--- HOW TO COMPLETE THIS TASK ---
Using the listing that follows, filter out every line lacking the string "rãnh" and return the rest.

--- DATASET ---
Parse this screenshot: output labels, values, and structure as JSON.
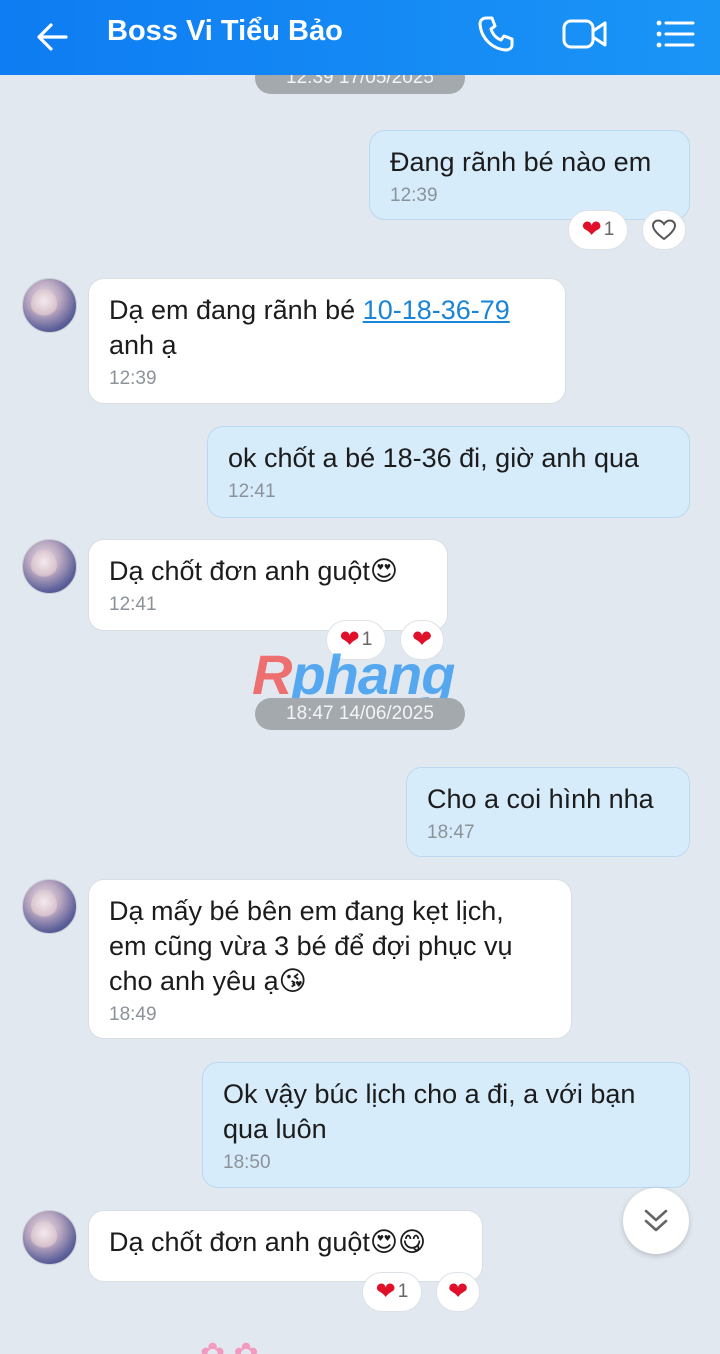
{
  "header": {
    "title": "Boss Vi Tiểu Bảo",
    "colors": {
      "background": "#1a8cf4",
      "text": "#ffffff"
    },
    "icons": [
      "back-arrow-icon",
      "phone-icon",
      "video-call-icon",
      "menu-list-icon"
    ]
  },
  "dates": [
    {
      "label": "12:39 17/05/2025"
    },
    {
      "label": "18:47 14/06/2025"
    }
  ],
  "watermark": {
    "r": "R",
    "rest": "phang"
  },
  "messages": [
    {
      "dir": "out",
      "text": "Đang rãnh bé nào em",
      "time": "12:39",
      "reaction_count": "1"
    },
    {
      "dir": "in",
      "text_before": "Dạ em đang rãnh bé ",
      "link": "10-18-36-79",
      "text_after": "anh ạ",
      "time": "12:39"
    },
    {
      "dir": "out",
      "text": "ok chốt a bé 18-36 đi, giờ anh qua",
      "time": "12:41"
    },
    {
      "dir": "in",
      "text": "Dạ chốt đơn anh guột😍",
      "time": "12:41",
      "reaction_count": "1"
    },
    {
      "dir": "out",
      "text": "Cho a coi hình nha",
      "time": "18:47"
    },
    {
      "dir": "in",
      "text": "Dạ mấy bé bên em đang kẹt lịch,\nem cũng vừa 3 bé để đợi phục vụ\ncho anh yêu ạ😘",
      "time": "18:49"
    },
    {
      "dir": "out",
      "text": "Ok vậy búc lịch cho a đi, a với bạn\nqua luôn",
      "time": "18:50"
    },
    {
      "dir": "in",
      "text": "Dạ chốt đơn anh guột😍😋",
      "time": "",
      "reaction_count": "1"
    }
  ],
  "colors": {
    "chat_bg": "#e2e8ef",
    "out_bubble": "#d7ecfb",
    "in_bubble": "#ffffff",
    "heart": "#e0102a"
  }
}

--- FINAL ANSWER ---
      "text": "Đang rãnh bé nào em",
      "text_before": "Dạ em đang rãnh bé ",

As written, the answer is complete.